The Saudi Arabian authorities are about to carry out the public flogging of a 13-year-old girl charged with assaulting a teacher at her school.
King ‘Abdullah Bin ‘Abdul ‘Aziz Al-Saud must intervene immediately to ensure that the flogging sentence is immediately rescinded. He must also take steps to reform Saudi Arabian law and criminal procedure to ban the use of cruel, inhuman and degrading punishment, in particular floggings of children.
The full details of the charges against the girl, as well as the nature of the alleged assault, are currently unclear. However, it appears that the alleged assault occurred after the girl was caught in school with a mobile phone equipped with a camera. Such phones had been banned at the school.
The case follows a media report in December that the Minister of Interior had ordered that the flogging sentences imposed on an elderly woman and two men for khilwa in March 2009 should be carried out.

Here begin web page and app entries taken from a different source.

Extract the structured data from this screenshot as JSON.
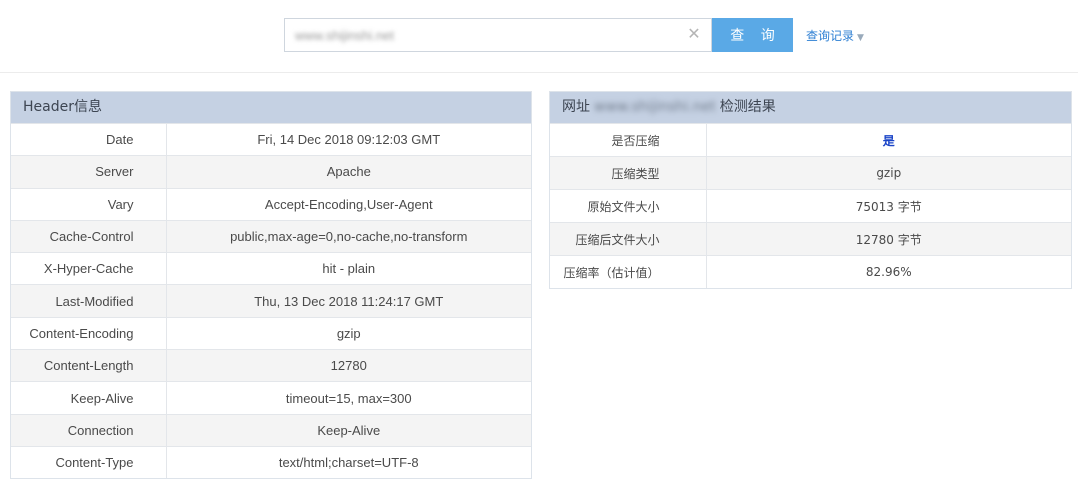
{
  "search": {
    "value": "www.shijinshi.net",
    "clear_icon": "close-icon",
    "button_label": "查 询",
    "history_label": "查询记录",
    "history_icon": "caret-down-icon"
  },
  "colors": {
    "button": "#5aa9e6",
    "panel_header": "#c5d1e3",
    "link": "#2d7fd3",
    "yes": "#1a44c7"
  },
  "header_panel": {
    "title": "Header信息",
    "rows": [
      {
        "key": "Date",
        "value": "Fri, 14 Dec 2018 09:12:03 GMT"
      },
      {
        "key": "Server",
        "value": "Apache"
      },
      {
        "key": "Vary",
        "value": "Accept-Encoding,User-Agent"
      },
      {
        "key": "Cache-Control",
        "value": "public,max-age=0,no-cache,no-transform"
      },
      {
        "key": "X-Hyper-Cache",
        "value": "hit - plain"
      },
      {
        "key": "Last-Modified",
        "value": "Thu, 13 Dec 2018 11:24:17 GMT"
      },
      {
        "key": "Content-Encoding",
        "value": "gzip"
      },
      {
        "key": "Content-Length",
        "value": "12780"
      },
      {
        "key": "Keep-Alive",
        "value": "timeout=15, max=300"
      },
      {
        "key": "Connection",
        "value": "Keep-Alive"
      },
      {
        "key": "Content-Type",
        "value": "text/html;charset=UTF-8"
      }
    ]
  },
  "result_panel": {
    "title_prefix": "网址",
    "title_url": "www.shijinshi.net",
    "title_suffix": "检测结果",
    "rows": [
      {
        "key": "是否压缩",
        "value": "是"
      },
      {
        "key": "压缩类型",
        "value": "gzip"
      },
      {
        "key": "原始文件大小",
        "value": "75013 字节"
      },
      {
        "key": "压缩后文件大小",
        "value": "12780 字节"
      },
      {
        "key": "压缩率（估计值）",
        "value": "82.96%"
      }
    ]
  }
}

Khilwa is the offence of being caught alone in private with a member of the opposite sex who is not an immediate family member.
Khamisa Mohammed Sawadi, a 75-year-old Syrian woman, and one of the men were sentenced to 40 lashes and four months’ imprisonment. The other man was sentenced to 60 lashes and six months’ imprisonment by a court in the town of al-Shamli, north of Riyadh.
The criminalisation of khilwa is a violation of the rights to freedom of expression and to privacy as set out in international human rights standards,” said Claudio Cordone.
The flogging sentences imposed on Khamisa Mohammed Sawadi and the two men sentenced with her should be rescinded.
Flogging is mandatory in Saudi Arabia for a number of offences and can also be used at the discretion of judges as an alternative or in addition to other punishments.
Sentences can range from dozens to tens of thousands of lashes, and are usually carried out in instalments, at intervals ranging from two weeks to one month. The highest number of lashes imposed in a single case recorded by Amnesty International was 40,000 lashes. They were imposed in 2009 in a case of a man tried on murder charges.
The use of corporal punishments such as flogging violates the absolute prohibition against torture and other cruel, inhuman or degrading treatment or punishment set out in the Convention against Torture and Other Cruel, Inhuman or Degrading Treatment or Punishment, to which Saudi Arabia is a state party.
The UN Special Rapporteur on Torture has stated that “corporal punishment is inconsistent with the prohibition of torture and other cruel, inhuman or degrading treatment or punishment.”